→ **About this task**
Look below for lines that hold the string "Bridge" and copy each one.

********************

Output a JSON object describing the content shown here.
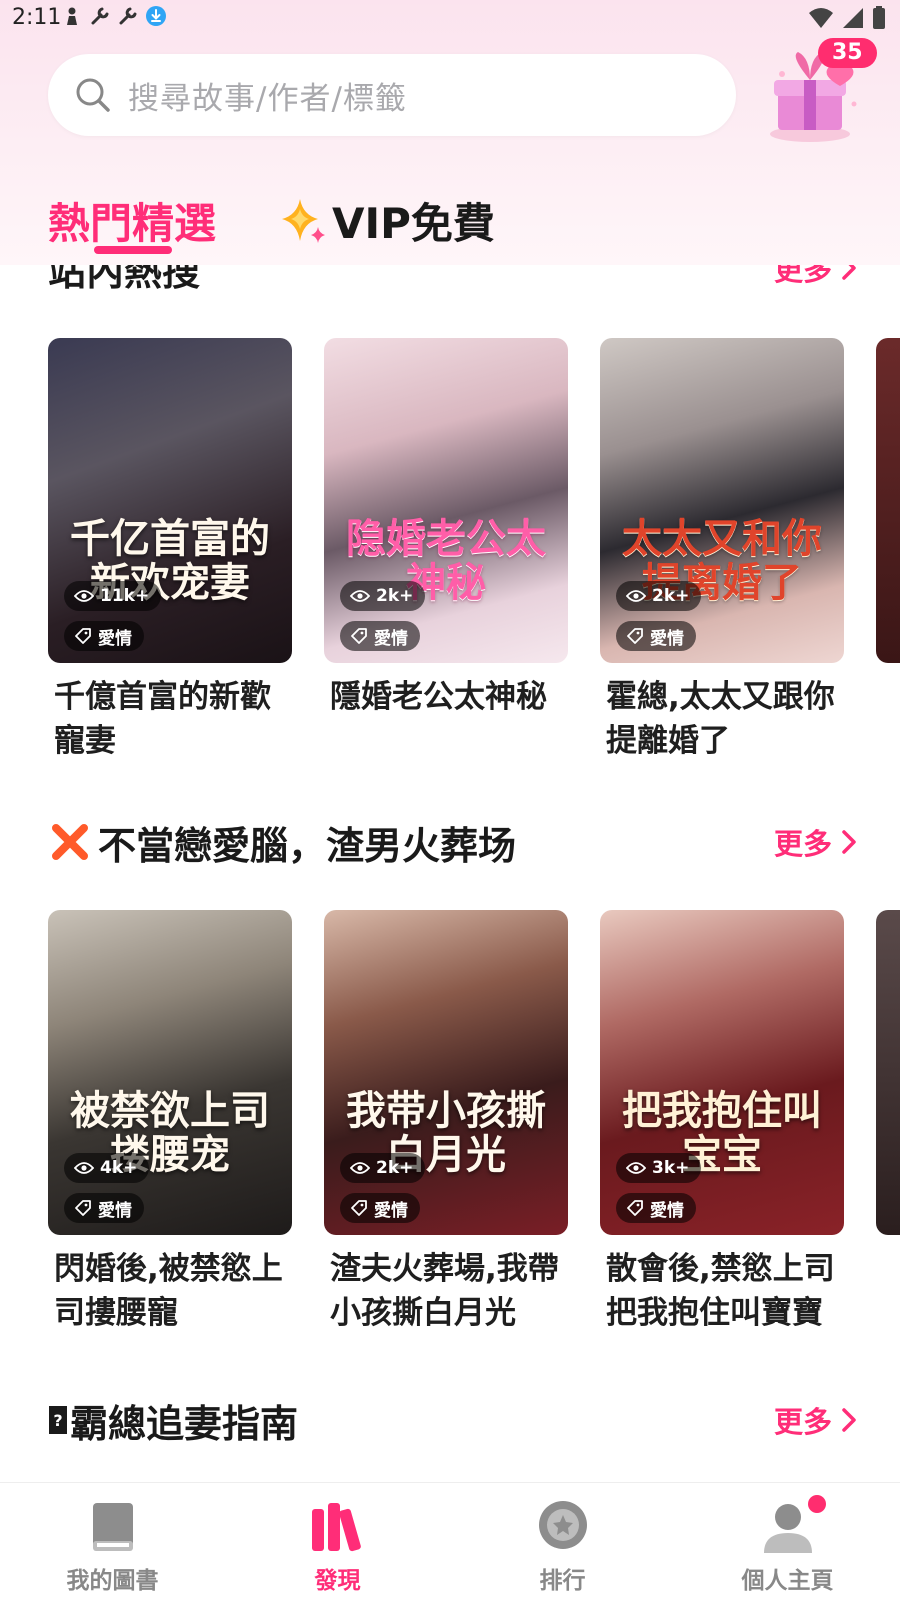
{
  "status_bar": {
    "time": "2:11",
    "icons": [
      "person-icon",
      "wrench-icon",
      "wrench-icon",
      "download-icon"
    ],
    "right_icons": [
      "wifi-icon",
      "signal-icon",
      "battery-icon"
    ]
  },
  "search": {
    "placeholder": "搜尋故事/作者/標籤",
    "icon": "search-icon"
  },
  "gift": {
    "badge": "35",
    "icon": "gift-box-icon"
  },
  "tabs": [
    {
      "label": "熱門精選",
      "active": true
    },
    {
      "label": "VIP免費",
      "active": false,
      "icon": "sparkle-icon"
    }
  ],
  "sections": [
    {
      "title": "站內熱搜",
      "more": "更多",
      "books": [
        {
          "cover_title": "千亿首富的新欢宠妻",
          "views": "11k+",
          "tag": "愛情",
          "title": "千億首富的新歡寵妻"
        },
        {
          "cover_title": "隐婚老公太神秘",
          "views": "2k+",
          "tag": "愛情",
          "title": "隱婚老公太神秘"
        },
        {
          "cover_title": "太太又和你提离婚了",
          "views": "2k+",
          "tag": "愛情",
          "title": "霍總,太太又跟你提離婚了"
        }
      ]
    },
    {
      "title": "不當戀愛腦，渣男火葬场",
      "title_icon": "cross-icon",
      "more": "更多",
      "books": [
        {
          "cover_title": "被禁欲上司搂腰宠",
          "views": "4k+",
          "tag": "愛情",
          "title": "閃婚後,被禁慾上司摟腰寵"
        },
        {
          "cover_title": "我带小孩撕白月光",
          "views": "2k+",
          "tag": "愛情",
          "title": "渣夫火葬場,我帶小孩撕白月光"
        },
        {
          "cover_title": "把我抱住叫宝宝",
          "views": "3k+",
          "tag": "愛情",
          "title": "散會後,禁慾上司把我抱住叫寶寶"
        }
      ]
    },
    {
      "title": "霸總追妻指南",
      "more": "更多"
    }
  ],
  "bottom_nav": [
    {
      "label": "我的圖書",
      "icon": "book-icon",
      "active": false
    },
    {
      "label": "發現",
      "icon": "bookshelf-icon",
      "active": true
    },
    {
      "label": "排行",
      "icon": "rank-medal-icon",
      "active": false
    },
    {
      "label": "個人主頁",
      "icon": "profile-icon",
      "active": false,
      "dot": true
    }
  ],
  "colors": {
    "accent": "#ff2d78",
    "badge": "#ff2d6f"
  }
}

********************

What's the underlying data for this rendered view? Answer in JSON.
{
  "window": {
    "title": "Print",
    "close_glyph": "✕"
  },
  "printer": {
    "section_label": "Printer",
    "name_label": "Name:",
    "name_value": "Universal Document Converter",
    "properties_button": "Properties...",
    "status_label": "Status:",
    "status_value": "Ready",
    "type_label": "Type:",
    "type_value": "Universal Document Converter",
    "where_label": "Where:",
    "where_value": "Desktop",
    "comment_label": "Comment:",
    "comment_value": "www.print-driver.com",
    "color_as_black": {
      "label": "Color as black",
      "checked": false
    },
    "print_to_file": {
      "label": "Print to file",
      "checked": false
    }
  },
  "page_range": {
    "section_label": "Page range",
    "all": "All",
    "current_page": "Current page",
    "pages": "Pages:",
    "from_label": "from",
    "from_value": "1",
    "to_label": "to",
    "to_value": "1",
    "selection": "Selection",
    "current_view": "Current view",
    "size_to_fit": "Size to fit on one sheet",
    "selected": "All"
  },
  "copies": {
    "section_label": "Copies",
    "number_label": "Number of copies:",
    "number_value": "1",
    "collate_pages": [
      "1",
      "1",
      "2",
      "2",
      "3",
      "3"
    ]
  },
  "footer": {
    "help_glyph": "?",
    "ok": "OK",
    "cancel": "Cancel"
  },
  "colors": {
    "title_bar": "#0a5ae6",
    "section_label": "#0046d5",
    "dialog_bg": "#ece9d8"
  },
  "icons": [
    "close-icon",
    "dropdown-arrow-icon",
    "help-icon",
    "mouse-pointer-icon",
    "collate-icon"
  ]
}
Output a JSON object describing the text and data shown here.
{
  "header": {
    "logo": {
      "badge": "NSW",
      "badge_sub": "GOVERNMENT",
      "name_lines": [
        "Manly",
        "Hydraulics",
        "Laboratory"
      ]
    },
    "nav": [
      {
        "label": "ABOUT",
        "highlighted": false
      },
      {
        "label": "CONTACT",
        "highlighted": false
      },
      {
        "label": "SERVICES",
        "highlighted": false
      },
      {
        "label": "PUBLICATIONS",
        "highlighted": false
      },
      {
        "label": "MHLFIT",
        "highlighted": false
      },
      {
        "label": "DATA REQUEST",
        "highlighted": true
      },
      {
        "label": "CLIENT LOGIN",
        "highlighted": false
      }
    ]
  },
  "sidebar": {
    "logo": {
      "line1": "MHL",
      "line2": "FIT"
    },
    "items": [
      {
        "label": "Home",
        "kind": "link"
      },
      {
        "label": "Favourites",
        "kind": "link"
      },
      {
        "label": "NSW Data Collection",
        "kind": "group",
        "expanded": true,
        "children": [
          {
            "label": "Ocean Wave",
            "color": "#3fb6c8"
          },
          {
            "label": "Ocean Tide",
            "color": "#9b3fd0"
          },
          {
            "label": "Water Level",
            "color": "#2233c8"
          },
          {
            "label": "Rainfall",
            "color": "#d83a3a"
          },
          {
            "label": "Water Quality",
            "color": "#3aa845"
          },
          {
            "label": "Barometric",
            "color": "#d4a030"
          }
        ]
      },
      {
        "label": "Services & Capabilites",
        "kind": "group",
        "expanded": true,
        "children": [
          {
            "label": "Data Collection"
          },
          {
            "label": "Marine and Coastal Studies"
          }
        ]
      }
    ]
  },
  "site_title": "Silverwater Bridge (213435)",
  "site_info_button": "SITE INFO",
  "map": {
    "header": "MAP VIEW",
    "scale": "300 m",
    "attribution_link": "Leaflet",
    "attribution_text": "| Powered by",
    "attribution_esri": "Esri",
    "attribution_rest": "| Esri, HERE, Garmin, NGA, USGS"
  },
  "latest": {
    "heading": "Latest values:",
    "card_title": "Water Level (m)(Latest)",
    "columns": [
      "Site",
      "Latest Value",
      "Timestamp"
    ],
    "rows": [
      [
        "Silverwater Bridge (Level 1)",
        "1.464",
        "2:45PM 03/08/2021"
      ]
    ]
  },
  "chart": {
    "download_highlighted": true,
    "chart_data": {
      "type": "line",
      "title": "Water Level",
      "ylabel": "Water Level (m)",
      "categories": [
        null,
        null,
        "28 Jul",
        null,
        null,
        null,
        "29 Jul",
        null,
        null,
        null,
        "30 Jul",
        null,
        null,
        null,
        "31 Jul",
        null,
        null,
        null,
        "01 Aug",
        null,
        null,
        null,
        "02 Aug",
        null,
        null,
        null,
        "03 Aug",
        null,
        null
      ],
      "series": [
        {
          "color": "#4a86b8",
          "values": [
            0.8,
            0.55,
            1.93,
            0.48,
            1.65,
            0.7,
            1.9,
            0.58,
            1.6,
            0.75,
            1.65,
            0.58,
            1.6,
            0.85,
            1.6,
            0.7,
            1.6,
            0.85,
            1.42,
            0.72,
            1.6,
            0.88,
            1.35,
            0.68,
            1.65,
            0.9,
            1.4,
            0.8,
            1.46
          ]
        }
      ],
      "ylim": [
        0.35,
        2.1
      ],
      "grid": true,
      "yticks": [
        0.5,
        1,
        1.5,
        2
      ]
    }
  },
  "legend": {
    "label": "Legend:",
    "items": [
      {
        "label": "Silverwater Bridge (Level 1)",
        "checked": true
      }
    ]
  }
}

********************

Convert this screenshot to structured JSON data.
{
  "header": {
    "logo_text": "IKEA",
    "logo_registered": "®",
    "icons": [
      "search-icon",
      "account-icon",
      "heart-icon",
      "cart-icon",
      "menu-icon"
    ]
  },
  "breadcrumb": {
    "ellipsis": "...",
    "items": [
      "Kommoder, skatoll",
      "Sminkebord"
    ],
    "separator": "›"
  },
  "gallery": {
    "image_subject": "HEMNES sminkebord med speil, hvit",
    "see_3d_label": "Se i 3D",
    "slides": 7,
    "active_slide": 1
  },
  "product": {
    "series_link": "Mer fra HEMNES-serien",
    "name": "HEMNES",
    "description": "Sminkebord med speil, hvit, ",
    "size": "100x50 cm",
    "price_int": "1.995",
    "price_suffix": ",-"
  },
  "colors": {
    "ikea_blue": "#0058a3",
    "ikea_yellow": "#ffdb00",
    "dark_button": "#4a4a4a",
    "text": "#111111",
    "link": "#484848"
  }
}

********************

→ **Solution below**
  "site_title": "Silverwater Bridge (213435)",
        "Silverwater Bridge (Level 1)",
        "label": "Silverwater Bridge (Level 1)",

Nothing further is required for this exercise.